I bring to my art 20+ years (eh eh ehhh, no guessing on my age) as a collaborative story teller.   Specifically, I’m a professional game designer, having been in the video game industry since the very early days.   It may take a minute here to correlate the two claims, but essentially games are collaborative story telling between the game designer and the game player.   The designer creates a world and how items in the world interact, he may also create narration, characters, backstory, mood and environment, all components of a story.    But they are not story in and of them self, what is also required in games is the game player who interacts in the game world, and thereby create a unique story.   One entirely different than ever created before by any other game player.

I’m sure this is somewhat obvious for some games like Halo or World of Warcraft, but I would suggest that it is also true of all games.   Consider the game Chess.   Each time the game players get together for a game you see created a unique story of tentative openings, mid game clashes and closing death.  This story came not only from the game players but the long dead designer(s) of Chess as well.  Both elements are needed in this form of collaborative story telling.

Life Tree #7

Life Tree #7

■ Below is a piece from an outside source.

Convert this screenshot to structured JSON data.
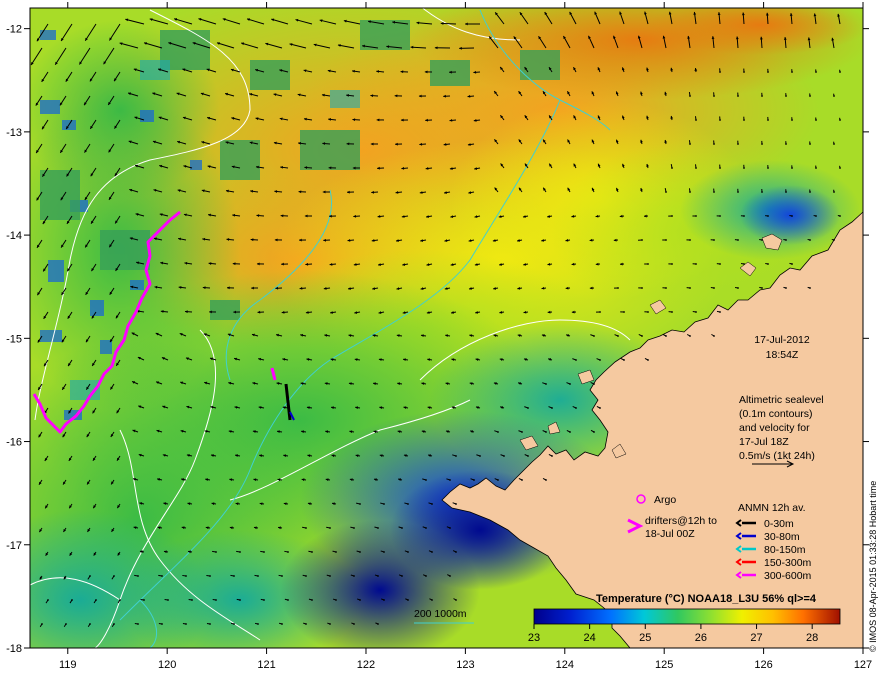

What does this have to do with visual art or at least my art?   Coming from a collaborative story telling background, I want my visual art to accomplish similar cooperative.  I am trying to give the audience components and pieces that when combined with the audiences imagination and unique character of each individual, a story then becomes alive.  How do I do this?   This is actually a question I am asking my own self.   One thing I note is that I try to bring a human face (or back) into my pieces.   Humans are so complex, and we relate to them so well, that just one human form generates infinite numbers of stories.    I have pieces with no human forms in them, and they somehow to not seem to posses the same richness.      Another aspects is to bring in components that don’t quite fit.   Take a look at my Life Tree #7.   Certainly the glowing blue tree brings builds unique questions of story, but also what is the blue mass next to the tree?   By hooking the audience into asking these questions, I hook them also into building their own unique story.

A collaboration between myself and my audience.


What is medium?

28 09 2009
Cherry Blossom #2

Cherry Blossom #2

This post is tied to one of mine a couple of days ago.   When I took in my art to the LAC show Saturday, I discovered that they had changed the media of my art from ‘Giclée on Canvas’ to ‘Digital’.   Is ‘digital’ a medium?   The dictionary defines medium as “the means of communication”, but another definition defines it as “the material or technique with which an artist works”.

Digital certainly is not the means of communication.   My label of ‘Giclée on Canvas’ describes that.   The final work is physical, not digital.   However, some of my techniques I used in creating the art definitely were digital techniques.    So if technique is the defining term of medium, then perhaps my works are digital.

But digital is such a broad term.   It pretty much defines all communications in the world today (including this blog), and much of it’s art, especially when one considers most film, photography, video, music and printing are digital.   So is it appropriate to label the media of some art works using digital techniques as ‘digital’?



Views of the East & West Art Show

26 09 2009
Lines of Dance

Lines of Dance

I have four pieces of my artwork in the “Views of the East and West” art show at the Lakewood Art Council’s Art Center and Gallery from September 28 through October 30.   There is a public reception on Thursday October 1 from 6:00 to 7:30.  The gallery is at 85 S Union Blvd in Lakewood Colorado behind the Wendy’s next to Kobe An.  If you have a chance, do take a look at the show.

The LAC website is